(Items from an interface collection)
= = = = =

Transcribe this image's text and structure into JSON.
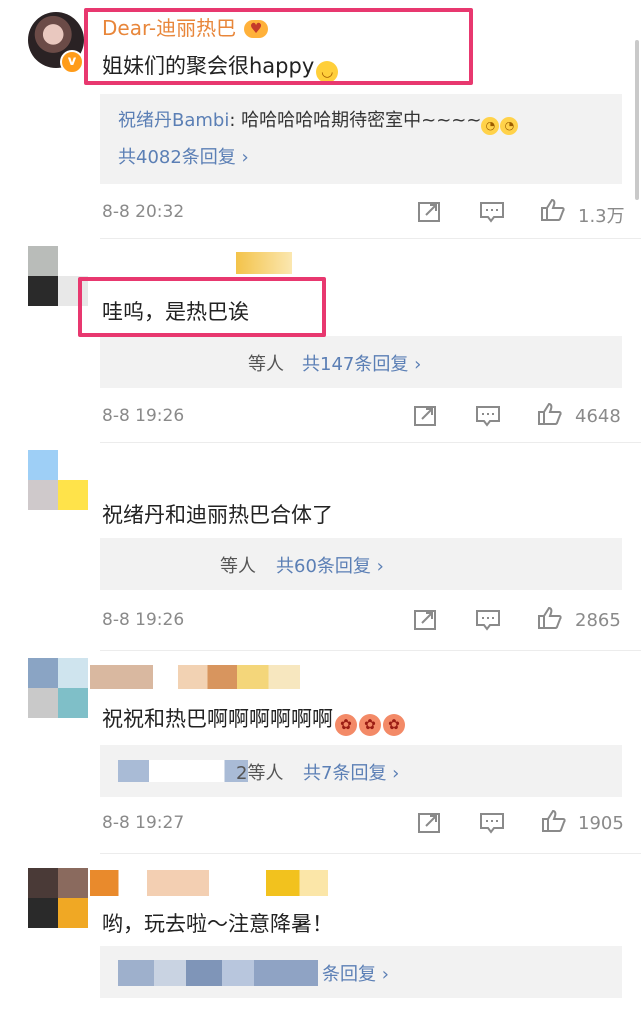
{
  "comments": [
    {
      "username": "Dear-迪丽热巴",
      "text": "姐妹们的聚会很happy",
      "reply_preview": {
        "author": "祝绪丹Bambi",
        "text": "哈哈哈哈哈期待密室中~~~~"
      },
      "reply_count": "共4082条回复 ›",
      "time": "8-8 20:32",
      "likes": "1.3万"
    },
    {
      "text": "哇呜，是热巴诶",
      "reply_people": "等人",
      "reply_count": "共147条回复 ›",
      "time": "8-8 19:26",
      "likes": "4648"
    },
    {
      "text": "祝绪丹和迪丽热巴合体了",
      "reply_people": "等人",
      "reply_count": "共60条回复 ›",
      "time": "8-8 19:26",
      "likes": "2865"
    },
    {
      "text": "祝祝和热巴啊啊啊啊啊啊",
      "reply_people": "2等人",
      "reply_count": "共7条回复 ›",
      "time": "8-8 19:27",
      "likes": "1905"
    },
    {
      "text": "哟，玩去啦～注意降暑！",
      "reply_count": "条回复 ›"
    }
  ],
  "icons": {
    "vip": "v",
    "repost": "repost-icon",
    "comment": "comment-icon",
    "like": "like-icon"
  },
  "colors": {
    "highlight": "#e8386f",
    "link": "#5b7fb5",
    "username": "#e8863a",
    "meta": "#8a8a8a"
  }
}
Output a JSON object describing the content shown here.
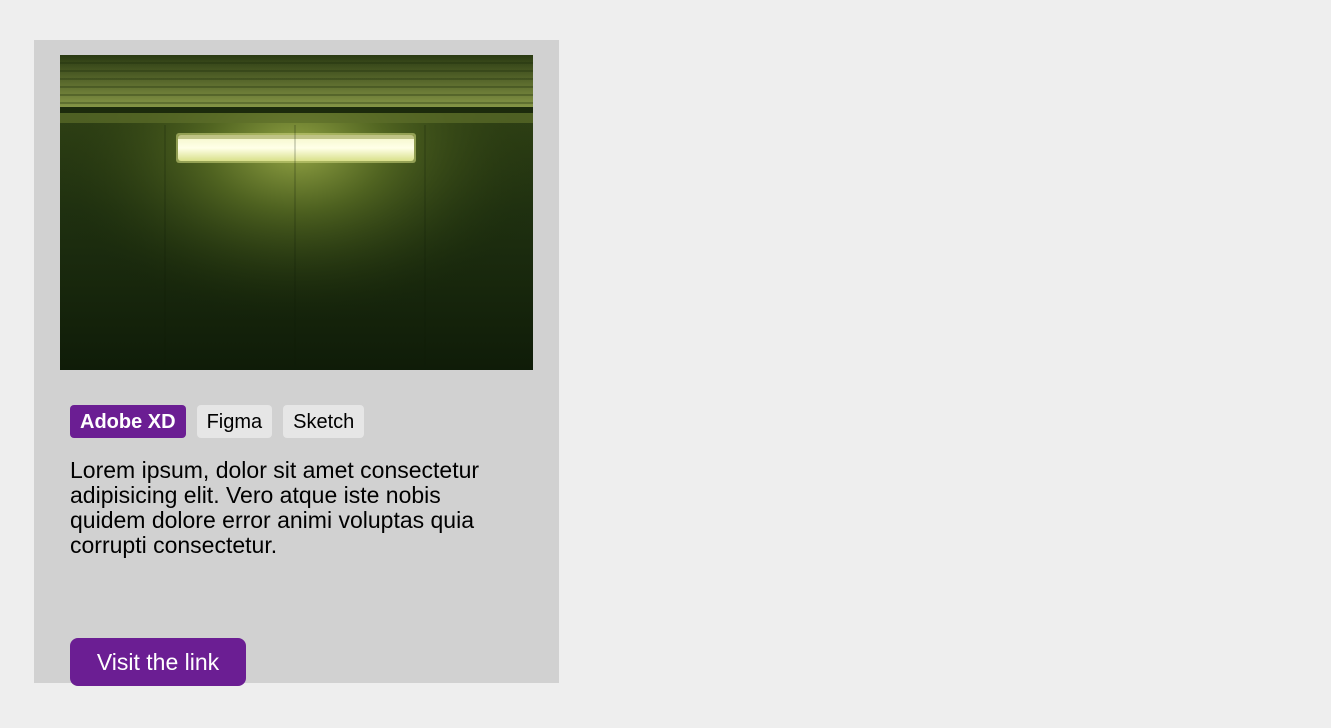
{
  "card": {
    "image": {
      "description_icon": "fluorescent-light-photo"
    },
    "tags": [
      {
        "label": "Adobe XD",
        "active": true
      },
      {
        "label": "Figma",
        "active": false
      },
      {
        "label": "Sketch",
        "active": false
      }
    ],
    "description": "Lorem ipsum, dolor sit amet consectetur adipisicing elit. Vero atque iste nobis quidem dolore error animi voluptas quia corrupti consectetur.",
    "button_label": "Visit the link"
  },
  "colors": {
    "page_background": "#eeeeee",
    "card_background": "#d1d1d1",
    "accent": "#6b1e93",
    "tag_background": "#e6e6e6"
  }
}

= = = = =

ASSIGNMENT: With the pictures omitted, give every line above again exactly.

OUTPUT OF THE EXERCISE:
Transcribe this image's text and structure into JSON.
{
  "comments": [
    {
      "username": "Dear-迪丽热巴",
      "text": "姐妹们的聚会很happy",
      "reply_preview": {
        "author": "祝绪丹Bambi",
        "text": "哈哈哈哈哈期待密室中~~~~"
      },
      "reply_count": "共4082条回复 ›",
      "time": "8-8 20:32",
      "likes": "1.3万"
    },
    {
      "text": "哇呜，是热巴诶",
      "reply_people": "等人",
      "reply_count": "共147条回复 ›",
      "time": "8-8 19:26",
      "likes": "4648"
    },
    {
      "text": "祝绪丹和迪丽热巴合体了",
      "reply_people": "等人",
      "reply_count": "共60条回复 ›",
      "time": "8-8 19:26",
      "likes": "2865"
    },
    {
      "text": "祝祝和热巴啊啊啊啊啊啊",
      "reply_people": "2等人",
      "reply_count": "共7条回复 ›",
      "time": "8-8 19:27",
      "likes": "1905"
    },
    {
      "text": "哟，玩去啦～注意降暑！",
      "reply_count": "条回复 ›"
    }
  ],
  "icons": {
    "vip": "v",
    "repost": "repost-icon",
    "comment": "comment-icon",
    "like": "like-icon"
  },
  "colors": {
    "highlight": "#e8386f",
    "link": "#5b7fb5",
    "username": "#e8863a",
    "meta": "#8a8a8a"
  }
}
Output a JSON object describing the content shown here.
{
  "card": {
    "image": {
      "description_icon": "fluorescent-light-photo"
    },
    "tags": [
      {
        "label": "Adobe XD",
        "active": true
      },
      {
        "label": "Figma",
        "active": false
      },
      {
        "label": "Sketch",
        "active": false
      }
    ],
    "description": "Lorem ipsum, dolor sit amet consectetur adipisicing elit. Vero atque iste nobis quidem dolore error animi voluptas quia corrupti consectetur.",
    "button_label": "Visit the link"
  },
  "colors": {
    "page_background": "#eeeeee",
    "card_background": "#d1d1d1",
    "accent": "#6b1e93",
    "tag_background": "#e6e6e6"
  }
}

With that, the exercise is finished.